Low-rank and sparse structures have been profoundly studied in matrix completion and compressed sensing. In this paper, we develop Go Decomposition'' (GoDec) to efficiently and robustly estimate the low-rank part $L$ and the sparse part $S$ of a matrix $X=L+S+G$ with noise $G$. GoDec alternatively assigns the low-rank approximation of $X-S$ to $L$ and the sparse approximation of $X-L$ to $S$. The algorithm can be significantly accelerated by bilateral random projections (BRP). We also propose GoDec for matrix completion as an important variant. We prove that the objective value $\|X-L-S\|_F^2$ converges to a local minimum, while $L$ and $S$ linearly converge to local optimums. Theoretically, we analyze the influence of $L$, $S$ and $G$ to the asymptotic/convergence speeds in order to discover the robustness of GoDec. Empirical studies suggest the efficiency, robustness and effectiveness of GoDec comparing with representative matrix decomposition and completion tools, e.g., Robust PCA and OptSpace. GoDec can be extended to solve multi-label learning problem by decomposing the multi-label data into the sum of several low-rank part and a sparse residual, where each low-rank part corresponds to the mapping of a particular label in the feature space. Then prediction can be obtained by finding the group sparse representations of a new instance on the subspaces defined by the low-rank parts.

If the outputs are not time-aligned, or with jitter, then you can explore convolutive blind source separation, superresolution (for BW extension), etc. but this margin is too thin to draw a complete panorama.

• Are there any programs or applications that do something like this? Or is this still within the realm or research? May 3, 2017 at 4:12
• In several domains, including array processing, such things are used May 3, 2017 at 9:21

As usual in DSP (as you might find out later (-: ), a "better" way can only be found if you define what "good" means to you as a number.

Classically, one would try to minimize the variance of the combined estimate, iff that estimates converges to the actual observed quantity's value (bias-free estimate).

So, this is actually a pretty well-researched area; estimation theory, and what is optimal to your application does depend on your application and the properties of your sensor, so no general advice can be given. Rodrigo's advice to look into Kalman filters isn't bad – it's an often-used, popular and in many cases optimal solution to tracking changing quantities under multiple observations.

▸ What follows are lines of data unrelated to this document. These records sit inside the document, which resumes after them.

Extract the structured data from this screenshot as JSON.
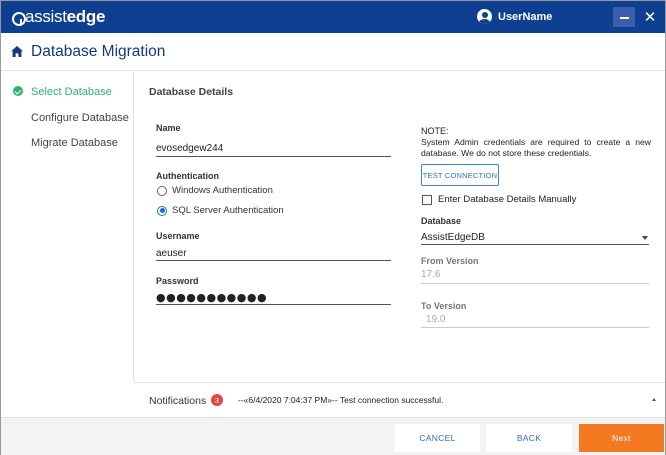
{
  "titlebar": {
    "logo_part1": "assist",
    "logo_part2": "edge",
    "user_name": "UserName",
    "minimize_label": "–",
    "close_label": "✕"
  },
  "header": {
    "title": "Database Migration"
  },
  "nav": {
    "items": [
      {
        "label": "Select Database",
        "active": true
      },
      {
        "label": "Configure Database",
        "active": false
      },
      {
        "label": "Migrate Database",
        "active": false
      }
    ]
  },
  "details": {
    "section_title": "Database Details",
    "name_label": "Name",
    "name_value": "evosedgew244",
    "auth_label": "Authentication",
    "auth_options": [
      {
        "label": "Windows Authentication",
        "selected": false
      },
      {
        "label": "SQL Server Authentication",
        "selected": true
      }
    ],
    "username_label": "Username",
    "username_value": "aeuser",
    "password_label": "Password",
    "password_value": "●●●●●●●●●●●"
  },
  "note": {
    "title": "NOTE:",
    "text": "System Admin credentials are required to create a new database. We do not store these credentials.",
    "test_button": "TEST CONNECTION",
    "manual_checkbox_label": "Enter Database Details Manually",
    "manual_checked": false,
    "database_label": "Database",
    "database_value": "AssistEdgeDB",
    "from_version_label": "From Version",
    "from_version_value": "17.6",
    "to_version_label": "To Version",
    "to_version_value": "19.0"
  },
  "notifications": {
    "label": "Notifications",
    "count": "3",
    "message": "--«6/4/2020 7:04:37 PM»-- Test connection successful."
  },
  "footer": {
    "cancel": "CANCEL",
    "back": "BACK",
    "next": "Next"
  },
  "colors": {
    "titlebar": "#0f3f91",
    "accent_green": "#2bb46b",
    "next_orange": "#f47920",
    "link_blue": "#2a6fc4",
    "badge_red": "#e64545"
  }
}
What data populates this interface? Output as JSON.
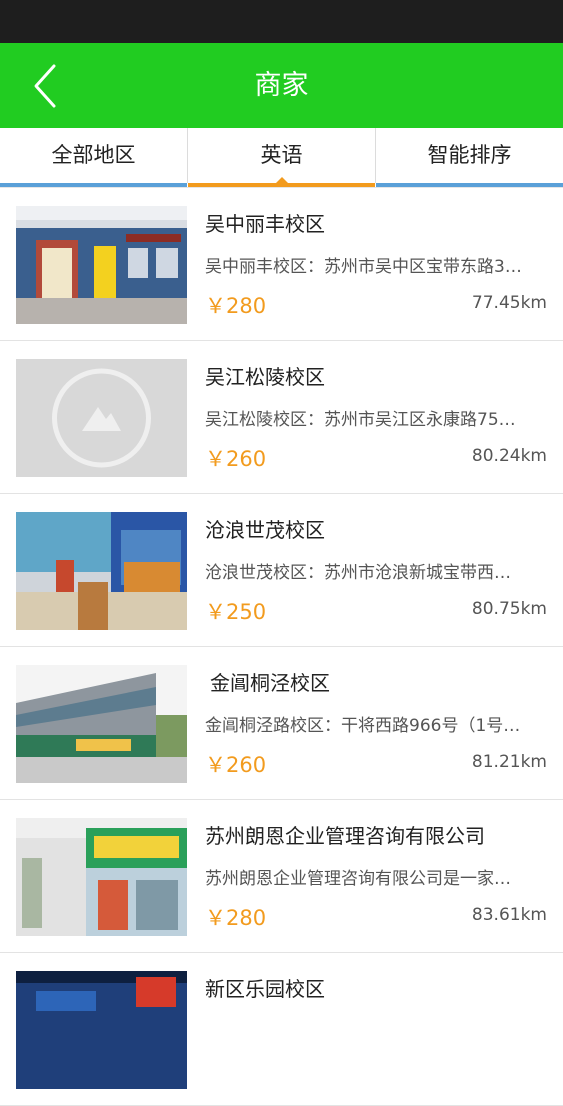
{
  "header": {
    "title": "商家",
    "back_icon": "chevron-left-icon",
    "bg_color": "#21cc21"
  },
  "filters": [
    {
      "label": "全部地区",
      "active": false
    },
    {
      "label": "英语",
      "active": true
    },
    {
      "label": "智能排序",
      "active": false
    }
  ],
  "accent_color": "#f29b1e",
  "merchants": [
    {
      "title": "吴中丽丰校区",
      "desc": "吴中丽丰校区：苏州市吴中区宝带东路3…",
      "price": "￥280",
      "distance": "77.45km",
      "image": "storefront-photo"
    },
    {
      "title": "吴江松陵校区",
      "desc": "吴江松陵校区：苏州市吴江区永康路75…",
      "price": "￥260",
      "distance": "80.24km",
      "image": "placeholder-image-icon"
    },
    {
      "title": "沧浪世茂校区",
      "desc": "沧浪世茂校区：苏州市沧浪新城宝带西…",
      "price": "￥250",
      "distance": "80.75km",
      "image": "storefront-photo"
    },
    {
      "title": "金阊桐泾校区",
      "desc": "金阊桐泾路校区：干将西路966号（1号…",
      "price": "￥260",
      "distance": "81.21km",
      "image": "building-photo"
    },
    {
      "title": "苏州朗恩企业管理咨询有限公司",
      "desc": "苏州朗恩企业管理咨询有限公司是一家…",
      "price": "￥280",
      "distance": "83.61km",
      "image": "building-photo"
    },
    {
      "title": "新区乐园校区",
      "desc": "",
      "price": "",
      "distance": "",
      "image": "storefront-photo"
    }
  ]
}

I've learned this in the lectures on Messtechnik (German: Measurement Technology), and hence, I only know German literature on the topic (measurement and control theory are topics where my local, and generally German universities have a rich history, so there's plenty of "original" literature in German). I'd go and ask someone who's studied EE or mechanical engineering and ask them what courses on metrology, measurement/estimation theory (or at least, control theory) they took and what they'd recommend.

An alternative to mean would be median. For Gaussian noise that is white in both the time axis of the sensor and on the sensor number axis, mean (average) is better than median. There are noise distributions for which median is better. "An Introduction to Nonlinear Image Processing" by Edward R. Dougherty and Jaakko Astola lists the asymptotic variances of mean and median of some symmetrical noise distributions of variance $\sigma^2$ as:

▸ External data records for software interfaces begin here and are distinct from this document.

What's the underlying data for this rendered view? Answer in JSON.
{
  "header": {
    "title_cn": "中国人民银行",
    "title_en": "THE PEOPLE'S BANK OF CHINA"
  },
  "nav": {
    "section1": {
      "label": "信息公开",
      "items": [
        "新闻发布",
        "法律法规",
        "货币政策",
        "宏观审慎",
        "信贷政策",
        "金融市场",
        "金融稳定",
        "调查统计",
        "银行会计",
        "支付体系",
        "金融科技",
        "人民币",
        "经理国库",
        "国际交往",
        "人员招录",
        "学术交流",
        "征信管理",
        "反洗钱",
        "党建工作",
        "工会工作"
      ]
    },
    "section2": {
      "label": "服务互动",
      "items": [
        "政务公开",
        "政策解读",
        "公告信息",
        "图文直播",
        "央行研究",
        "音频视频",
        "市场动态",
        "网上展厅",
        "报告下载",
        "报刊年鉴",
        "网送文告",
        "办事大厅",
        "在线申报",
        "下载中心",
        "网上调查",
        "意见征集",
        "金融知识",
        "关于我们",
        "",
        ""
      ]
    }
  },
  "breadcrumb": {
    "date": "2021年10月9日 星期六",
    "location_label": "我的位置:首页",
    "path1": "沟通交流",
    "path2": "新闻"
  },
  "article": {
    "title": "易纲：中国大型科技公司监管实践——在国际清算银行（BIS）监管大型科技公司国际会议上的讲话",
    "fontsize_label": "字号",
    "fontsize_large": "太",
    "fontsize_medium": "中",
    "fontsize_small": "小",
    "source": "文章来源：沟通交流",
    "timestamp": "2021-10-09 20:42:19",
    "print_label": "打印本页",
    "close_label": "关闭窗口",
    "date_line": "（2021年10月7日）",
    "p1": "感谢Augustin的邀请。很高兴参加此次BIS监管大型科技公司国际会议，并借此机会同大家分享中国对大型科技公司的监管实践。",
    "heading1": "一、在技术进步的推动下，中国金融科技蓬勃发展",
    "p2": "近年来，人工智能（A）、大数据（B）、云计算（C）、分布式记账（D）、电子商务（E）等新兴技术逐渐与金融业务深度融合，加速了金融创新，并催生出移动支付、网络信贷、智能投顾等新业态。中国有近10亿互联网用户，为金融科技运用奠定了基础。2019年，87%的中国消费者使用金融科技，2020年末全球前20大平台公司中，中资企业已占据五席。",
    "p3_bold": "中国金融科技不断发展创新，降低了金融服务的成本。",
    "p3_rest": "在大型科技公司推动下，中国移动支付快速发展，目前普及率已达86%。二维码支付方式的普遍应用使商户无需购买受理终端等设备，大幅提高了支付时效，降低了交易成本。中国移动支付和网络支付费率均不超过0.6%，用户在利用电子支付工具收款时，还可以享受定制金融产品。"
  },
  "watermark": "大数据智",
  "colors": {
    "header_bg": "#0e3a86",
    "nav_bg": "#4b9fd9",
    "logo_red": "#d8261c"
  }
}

$$\begin{array}{lll} \text{Noise density}&\text{Mean}&\text{Median}\\ \text{Uniform}&\frac{\sigma^2}{N}&\frac{3\sigma^2}{N+2}\\ \text{Gaussian}&\frac{\sigma^2}{N}&\frac{\pi\sigma^2}{2N}\\ \text{Laplacian}&\frac{\sigma^2}{N}&\frac{\sigma^2}{2N} \end{array}$$

In the same vein, Seyhmus Güngören writes in an answer to a Mathematics Stack Exchange question:

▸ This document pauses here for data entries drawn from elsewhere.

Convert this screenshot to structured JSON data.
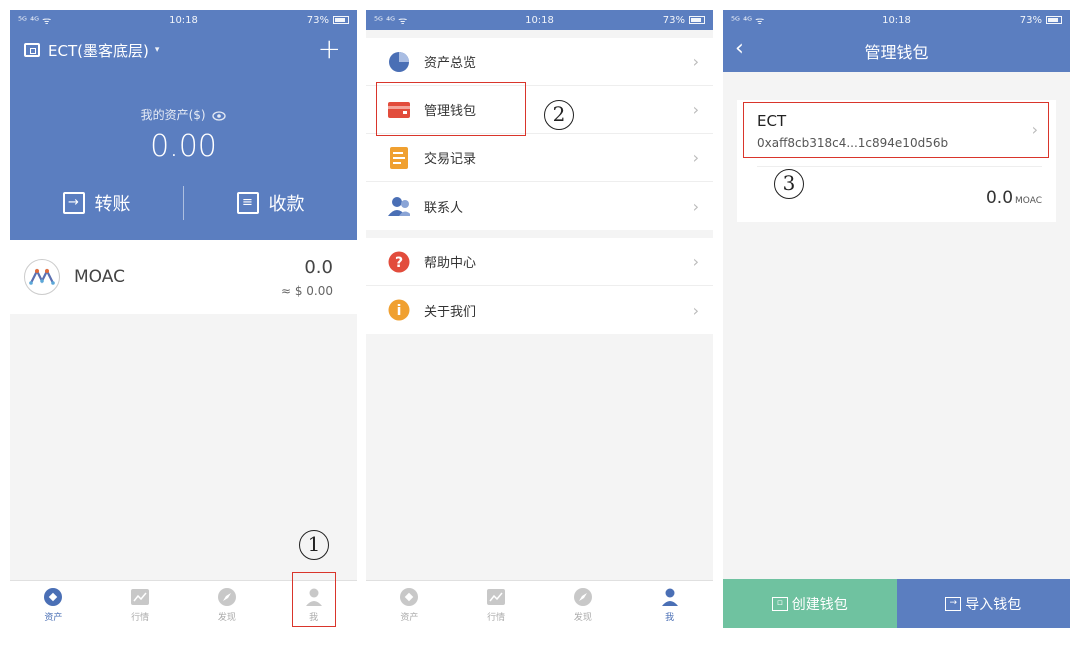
{
  "status": {
    "signal_left": "⁵ᴳ ⁴ᴳ ᯤ",
    "time": "10:18",
    "battery": "73%"
  },
  "screen1": {
    "wallet_name": "ECT(墨客底层)",
    "caret": "▾",
    "add": "+",
    "assets_label": "我的资产($)",
    "assets_value": "0.00",
    "transfer": "转账",
    "receive": "收款",
    "asset": {
      "name": "MOAC",
      "amount": "0.0",
      "usd": "≈ $ 0.00"
    },
    "tabs": [
      "资产",
      "行情",
      "发现",
      "我"
    ]
  },
  "screen2": {
    "group1": [
      "资产总览",
      "管理钱包",
      "交易记录",
      "联系人"
    ],
    "group2": [
      "帮助中心",
      "关于我们"
    ],
    "chevron": "›",
    "tabs": [
      "资产",
      "行情",
      "发现",
      "我"
    ]
  },
  "screen3": {
    "title": "管理钱包",
    "back": "‹",
    "wallet": {
      "name": "ECT",
      "address": "0xaff8cb318c4...1c894e10d56b",
      "balance": "0.0",
      "unit": "MOAC"
    },
    "create": "创建钱包",
    "import": "导入钱包"
  },
  "annotations": [
    "1",
    "2",
    "3"
  ],
  "colors": {
    "primary": "#5b7ec0",
    "green": "#6fc2a0",
    "annotation": "#d9352b"
  }
}
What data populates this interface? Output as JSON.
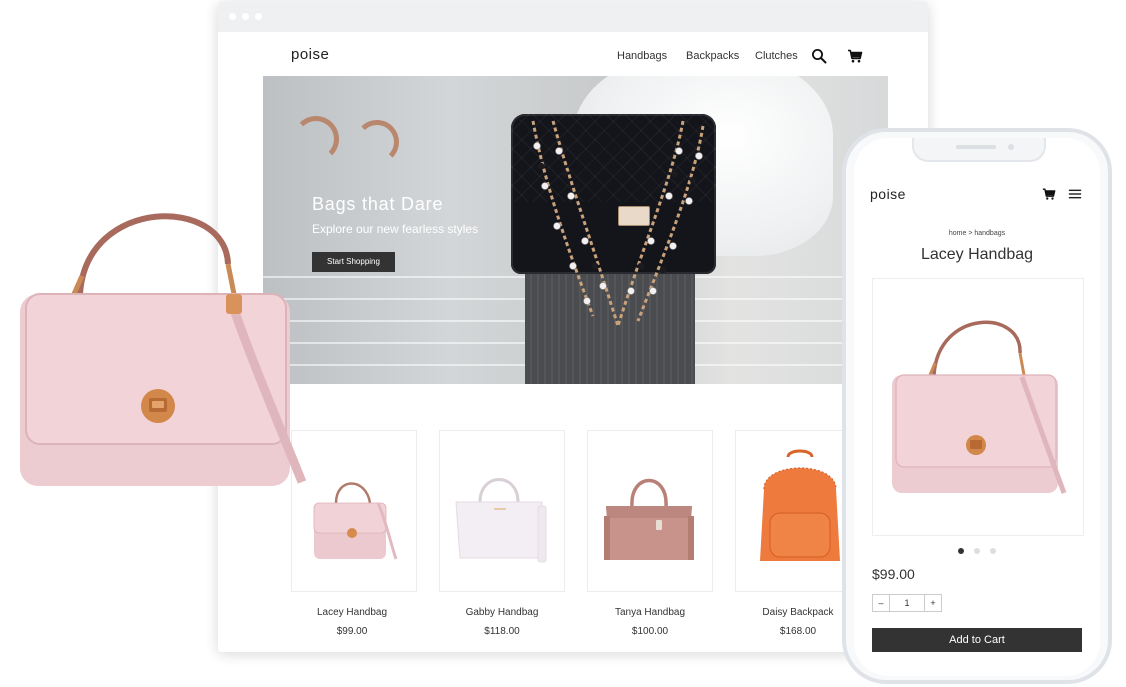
{
  "desktop": {
    "logo": "poise",
    "nav": [
      "Handbags",
      "Backpacks",
      "Clutches"
    ],
    "icons": {
      "search": "search-icon",
      "cart": "cart-icon"
    },
    "hero": {
      "title": "Bags that Dare",
      "subtitle": "Explore our new fearless styles",
      "button": "Start Shopping"
    },
    "products": [
      {
        "name": "Lacey Handbag",
        "price": "$99.00"
      },
      {
        "name": "Gabby Handbag",
        "price": "$118.00"
      },
      {
        "name": "Tanya Handbag",
        "price": "$100.00"
      },
      {
        "name": "Daisy Backpack",
        "price": "$168.00"
      }
    ]
  },
  "mobile": {
    "logo": "poise",
    "icons": {
      "cart": "cart-icon",
      "menu": "hamburger-menu-icon"
    },
    "breadcrumb": "home > handbags",
    "product_title": "Lacey Handbag",
    "price": "$99.00",
    "quantity": {
      "minus": "–",
      "value": "1",
      "plus": "+"
    },
    "add_to_cart": "Add to Cart",
    "carousel": {
      "count": 3,
      "active": 1
    }
  },
  "colors": {
    "dark_button": "#333333",
    "pink_bag": "#ecc9cf",
    "orange_backpack": "#ee7a3e",
    "tan_bag": "#c8938a",
    "white_bag": "#f3eef3"
  }
}
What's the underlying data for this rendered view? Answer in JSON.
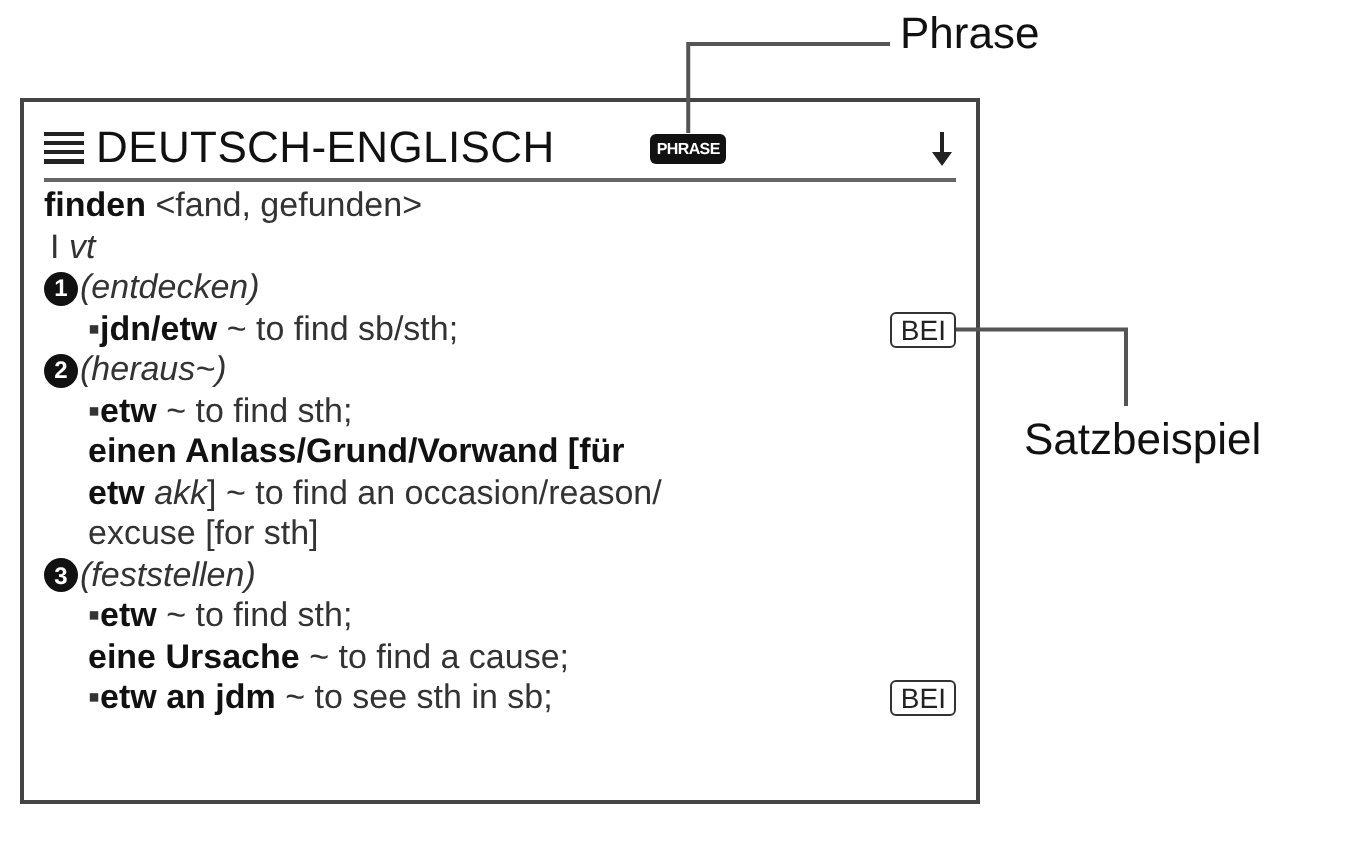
{
  "screen": {
    "title": "DEUTSCH-ENGLISCH",
    "mode_badge": "PHRASE",
    "lines": [
      {
        "kind": "headword",
        "text": "**finden** <fand, gefunden>"
      },
      {
        "kind": "pos",
        "text": "I *vt*"
      },
      {
        "kind": "sense",
        "number": "1",
        "text": "*(entdecken)*"
      },
      {
        "kind": "example",
        "text": "▪**jdn/etw** ~ to find sb/sth;",
        "badge": "BEI"
      },
      {
        "kind": "sense",
        "number": "2",
        "text": "*(heraus~)*"
      },
      {
        "kind": "example",
        "text": "▪**etw** ~ to find sth;"
      },
      {
        "kind": "example",
        "text": "**einen Anlass/Grund/Vorwand [für**"
      },
      {
        "kind": "example",
        "text": "**etw** *akk*] ~ to find an occasion/reason/"
      },
      {
        "kind": "example",
        "text": "excuse [for sth]"
      },
      {
        "kind": "sense",
        "number": "3",
        "text": "*(feststellen)*"
      },
      {
        "kind": "example",
        "text": "▪**etw** ~ to find sth;"
      },
      {
        "kind": "example",
        "text": "**eine Ursache** ~ to find a cause;"
      },
      {
        "kind": "example",
        "text": "▪**etw an jdm** ~ to see sth in sb;",
        "badge": "BEI"
      }
    ]
  },
  "callouts": [
    {
      "label": "Phrase",
      "kind": "mode"
    },
    {
      "label": "Satzbeispiel",
      "kind": "example"
    }
  ]
}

Sample mean is the maximum likelihood estimator if the data at hand follows a Gaussian distribution. On the other hand, sample median is the maximum likelihood estimator of the mean if the data follows a Laplace distribution.

Median would work better than average in case there is little steady noise but sometimes one of the sensors malfunctions.

Another keyword is minimum-variance unbiased estimator.